Of course, there’s always been the issue of cultural appropriation in the context of Elvis…

AL: Yeah, and I understand. I understand the question of why is he the king and why Chuck Berry is not or Little Richard is not. I think those are very fair questions. But it also takes away from the accomplishment because to snake those accusations of Elvis is to minimize what the music was actually doing. So I think you have to separate out what the art was from what the phenomenon was. I think when you hear about him seeking out—going to black churches, going to Beale Street—and searching for those sounds that were speaking to him. That was this active, creative quest for him. To call him a lucky hick does a disservice to his work and the creativity that went into his style.

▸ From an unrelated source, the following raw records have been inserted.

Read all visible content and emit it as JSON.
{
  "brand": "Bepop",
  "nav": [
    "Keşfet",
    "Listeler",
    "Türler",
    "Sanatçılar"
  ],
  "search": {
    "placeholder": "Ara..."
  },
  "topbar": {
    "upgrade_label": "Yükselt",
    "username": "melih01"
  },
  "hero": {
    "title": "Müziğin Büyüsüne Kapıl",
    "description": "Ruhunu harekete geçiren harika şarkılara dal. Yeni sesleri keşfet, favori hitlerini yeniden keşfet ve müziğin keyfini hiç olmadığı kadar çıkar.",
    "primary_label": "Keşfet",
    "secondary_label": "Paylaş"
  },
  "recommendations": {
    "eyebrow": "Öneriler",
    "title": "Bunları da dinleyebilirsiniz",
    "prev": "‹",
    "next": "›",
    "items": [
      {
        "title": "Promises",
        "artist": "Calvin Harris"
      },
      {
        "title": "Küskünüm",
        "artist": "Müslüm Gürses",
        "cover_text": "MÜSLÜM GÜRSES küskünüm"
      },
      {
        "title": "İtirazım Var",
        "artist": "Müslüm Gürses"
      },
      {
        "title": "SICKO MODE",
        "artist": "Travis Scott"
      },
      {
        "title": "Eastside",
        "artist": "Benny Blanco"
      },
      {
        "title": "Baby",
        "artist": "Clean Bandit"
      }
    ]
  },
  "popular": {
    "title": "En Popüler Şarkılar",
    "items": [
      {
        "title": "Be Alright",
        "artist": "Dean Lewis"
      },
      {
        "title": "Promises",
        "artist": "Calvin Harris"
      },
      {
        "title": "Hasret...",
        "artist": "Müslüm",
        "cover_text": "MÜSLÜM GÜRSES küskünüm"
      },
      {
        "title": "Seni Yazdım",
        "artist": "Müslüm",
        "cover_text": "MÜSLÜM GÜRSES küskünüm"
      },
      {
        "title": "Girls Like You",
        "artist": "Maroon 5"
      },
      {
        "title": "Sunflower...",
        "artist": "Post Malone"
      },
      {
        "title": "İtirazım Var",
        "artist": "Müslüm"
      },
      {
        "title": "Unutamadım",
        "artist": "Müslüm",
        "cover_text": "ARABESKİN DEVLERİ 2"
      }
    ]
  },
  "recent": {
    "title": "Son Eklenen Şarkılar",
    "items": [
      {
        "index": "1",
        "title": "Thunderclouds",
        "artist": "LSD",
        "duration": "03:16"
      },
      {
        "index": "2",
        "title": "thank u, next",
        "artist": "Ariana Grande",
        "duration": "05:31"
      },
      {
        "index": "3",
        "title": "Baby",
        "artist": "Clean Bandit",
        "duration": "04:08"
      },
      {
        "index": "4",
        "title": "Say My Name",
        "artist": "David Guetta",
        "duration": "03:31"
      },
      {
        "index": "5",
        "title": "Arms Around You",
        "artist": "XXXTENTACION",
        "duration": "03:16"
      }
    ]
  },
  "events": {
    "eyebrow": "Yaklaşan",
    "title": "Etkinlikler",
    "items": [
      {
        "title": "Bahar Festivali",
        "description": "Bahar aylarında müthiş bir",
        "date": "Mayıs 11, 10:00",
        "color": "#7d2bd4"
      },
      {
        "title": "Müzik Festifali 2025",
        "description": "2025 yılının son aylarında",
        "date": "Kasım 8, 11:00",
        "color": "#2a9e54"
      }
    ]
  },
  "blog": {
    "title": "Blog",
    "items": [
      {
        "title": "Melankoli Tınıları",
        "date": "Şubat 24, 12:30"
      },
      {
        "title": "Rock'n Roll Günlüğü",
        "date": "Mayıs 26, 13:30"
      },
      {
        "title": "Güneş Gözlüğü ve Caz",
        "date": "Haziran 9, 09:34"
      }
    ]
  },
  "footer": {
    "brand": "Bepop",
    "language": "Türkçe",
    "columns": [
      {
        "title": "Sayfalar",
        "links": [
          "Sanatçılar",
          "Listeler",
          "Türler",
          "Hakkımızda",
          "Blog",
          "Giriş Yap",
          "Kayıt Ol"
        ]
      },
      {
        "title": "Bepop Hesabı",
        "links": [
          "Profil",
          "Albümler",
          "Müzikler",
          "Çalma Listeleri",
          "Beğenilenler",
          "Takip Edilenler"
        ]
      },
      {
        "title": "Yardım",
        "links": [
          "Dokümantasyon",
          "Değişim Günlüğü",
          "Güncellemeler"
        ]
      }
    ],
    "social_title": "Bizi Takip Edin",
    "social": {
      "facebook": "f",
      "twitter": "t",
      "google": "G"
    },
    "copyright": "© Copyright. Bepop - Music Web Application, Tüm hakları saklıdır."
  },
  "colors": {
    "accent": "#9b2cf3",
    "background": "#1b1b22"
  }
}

TZ: The history of Elvis Presley has been presented in a shorthand form that leaves out the influences of other people, race, America and the beauty of an artist who connected to the power of music throughout his life. Elvis wasn’t just a lucky guy who stumbled into Sun Records. And Elvis didn’t invent rock ‘n’ roll. He took all these influences and put them together naturally. And this movie tells that story honestly and makes it clear the amount of work and dedication it took to achieve his vision.

The soundtrack, especially the third disc that chronicles his sonic roots, really speaks to what you are both saying in regards to the depth of his love for music of all styles.

TZ: I made this film with Jon Landau, and we had a great time. We had these deep discussions about music. Jon’s a really creative force and I was happy to have him on this. In fact, the beauty of his 1971 Rolling Stone review of Elvis’s concert at the Boston Garden which he reads in the film is that it really is the thematic origins of this movie. It’s amazing to hear now because he was truly able to gather a take on Elvis that stands up to this day.

How did you reckon with the kind of cosmic rapport Elvis had with the music of Bob Dylan?

AL: He was interested in Dylan as a writer; he really didn’t get the singing. But it made more sense to him when he heard the Odetta Sings Dylan record, which connected the dots for him by hearing those songs in another way. But he was certainly aware of Dylan and watching him out of the corner of his eye, but it was hearing Odetta’s versions of Dylan’s songs that really helped him connect to his music.

Zimny: I’m a big Bob Dylan fan, and hearing Elvis sing ‘Tomorrow is a Long Time’ was how I would start my day every day in the editing room. It’s a very important track. I love Elvis’s version of the song, which came from Odetta’s arrangement. I think it’s a really beautiful thing to hear Elvis sing a Bob Dylan song. It just shows the power of his vocal style, but also his ability to step in the shoes of a Dylan song and make it his own.

You can tell from her voice in the film that Priscilla wanted to get his story about Elvis out there. The way she speaks about him as an artist is a revelation.

TZ: Absolutely. Priscilla’s really happy with the film. As a filmmaker, you hope that the key people who’ve lived with Elvis Presley were going to recognize the artist. For me, the highlight was Priscilla saying this was the definitive Elvis story in her eyes. So that was a bit of a dream come true for me. And she was a tremendous force in making the film. She gave me many, many hours of her time in interviews and also guidance, and opened up the full archives of Graceland to us, so a lot of the images are directly from the vault. But there were moments in the documentary where I wouldn’t just let the viewer rest on the image of his eyes and let the songs play out. To do service to the man and the musician and his creative process, there are moments where the only thing you could do is listen in a way that represents the tone of the image and how it tells the story of this man and the life he led.

The Searcher premieres April 14, 8pm on HBO.

The soundtrack to The Searcher comes out on Friday, April 6th on Legacy Recordings.